"It was an unusual case of birth-by-mouth."
It Has to Be That Way Because:
The food available to prehistoric women wasn't going to include a prenatal vitamin, non-caffeinated chai with fresh fruit, yogurt and granola. Our great-to-the-power-of-a-thousand grandmothers got to choose from what was on the ground and in the trees -- berries, eggs, wild fruits and fetid animal carcasses.
Enter morning sickness. It turns out the foods that were most likely to carry parasites in our pre-cooking days are the exact same foods that often trigger morning sickness today: red meat, eggs, poultry and fish. In other words, the human body came up with a kickass adaptation to keep the human race going -- scare pregnant women away from dangerous foods by making them vomit at the smell of them. It's a particularly effective adaptation when you realize that nausea is usually strongest during the first few months of the pregnancy, when the fetus is at its most vulnerable.
"I'm fatally allergic to people pressing their face against my womb and cooing."

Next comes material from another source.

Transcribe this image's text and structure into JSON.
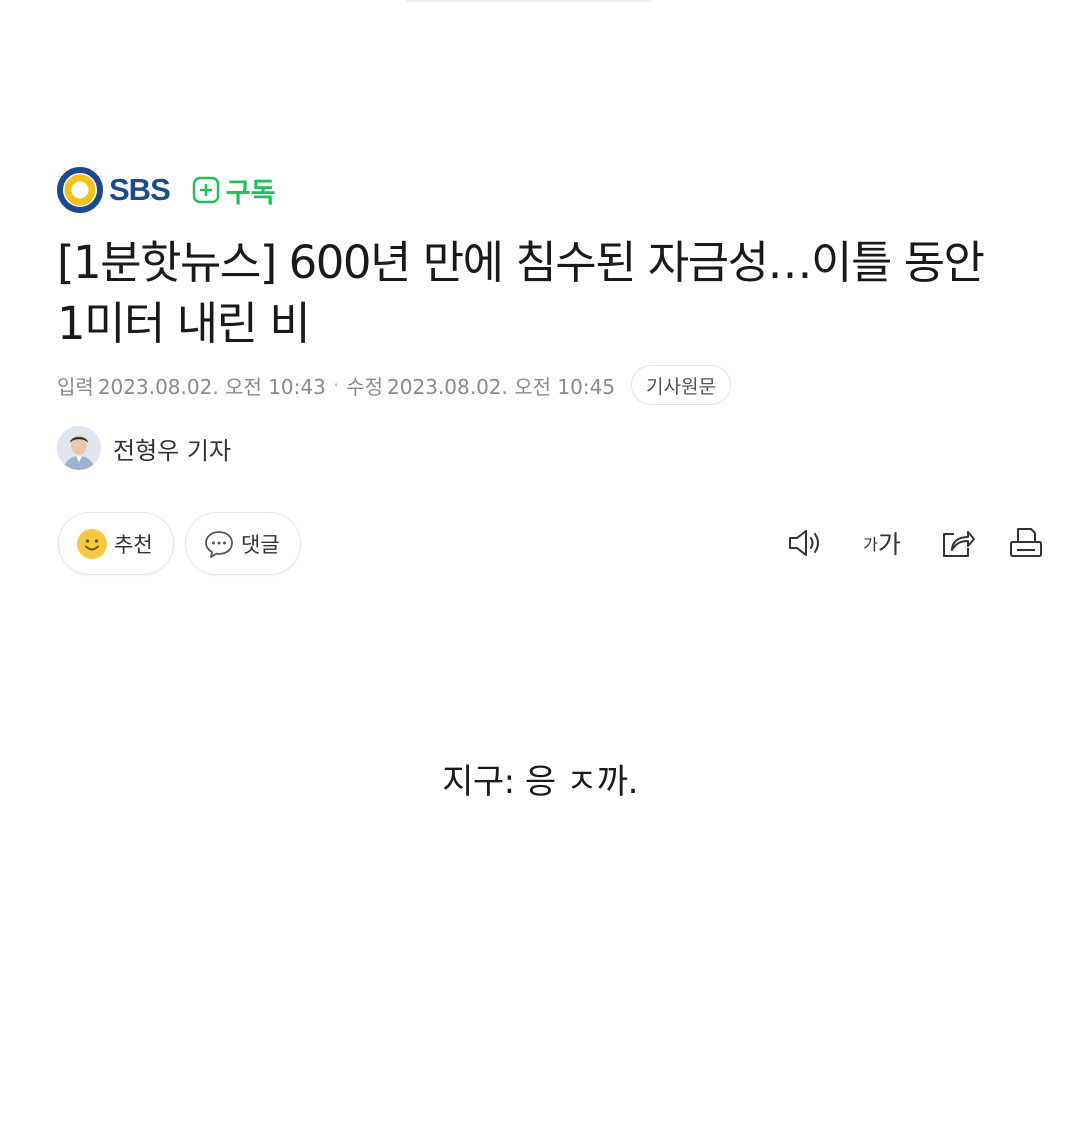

Women who live in societies that don't use a lot of animal products tend to not get morning sickness at all. Zero. It's not even a concept in their cultures. We don't have the names of those cultures handy, but we're going to guess they're pretty skinny.
#1. Our Spines Don't Heal Thanks to Our Big Brains
Christopher Reeve falls off a horse, and instantly he's paralyzed forever. When you see an athlete go down with a back injury, everybody in the stands holds their breath while the trainers strap the guy to a board, everyone praying that it's not the spine.
Broken bones? No problem. Punctured lung? It's bad, but it will heal. But not the spine. Once the spine is damaged, it's all over. But why?
It's certainly not like that for all creatures -- newts and baby opossums can rebuild their nervous systems with comparative ease. Hell, our lizard cousins voluntarily sever, then regrow, their spinal cords as part of an amazing screw-you escape mechanism.
And nature's most efficient weight loss method.
It's not like human nerves can't heal -- when nerves in the central nervous system are injured, they actually try to regrow right away. As far as they're concerned, all they need is a little chicken noodle soup and a hug and everything will be fine again. But the central nervous system won't let them. Our own bodies abort the regeneration, leaving us paralyzed.
OK, evolution better have a freaking good reason for this.
It Has to Be That Way Because:
The answer is that Mother Nature miraculously managed to cram 2.5 square feet of brain surface into our skulls without making us all look like Burton-inspired Martians. That structure, and the rest of the central nervous system, is unbelievably complex and unbelievably specific in its design. If your face gets damaged from a broken beer bottle and the skin cells don't grow back quite right, it just means you have a kickass scar. But if your central nervous system doesn't grow quite right, suddenly your limbs don't work. There is no margin for error.
This is not a kickass spine scar. This is the tragic image of a woman who can't lower her arms.
So, rather than risk these nerves going rogue and screwing up the whole system, the body just gives them one set of strict blueprints to follow, and if anything goes wrong with that plan (i.e., you fall off a motorcycle and sever your spine), then that's it. Like most of the parts in your laptop, it's just too complex to fix, and unfortunately we haven't figured out how to just do a warranty replacement.
That was the price to pay for having the kind of brain that lets us invent motorcycles in the first place. And also ways to let paralyzed people control shit with their minds.
"Eat shit, evolution!"
And check out why your body hates you in 5 Ways Your Brain Is Messing With Your Head and 6 Ways Your Body Loves to Screw You (Explained by Science).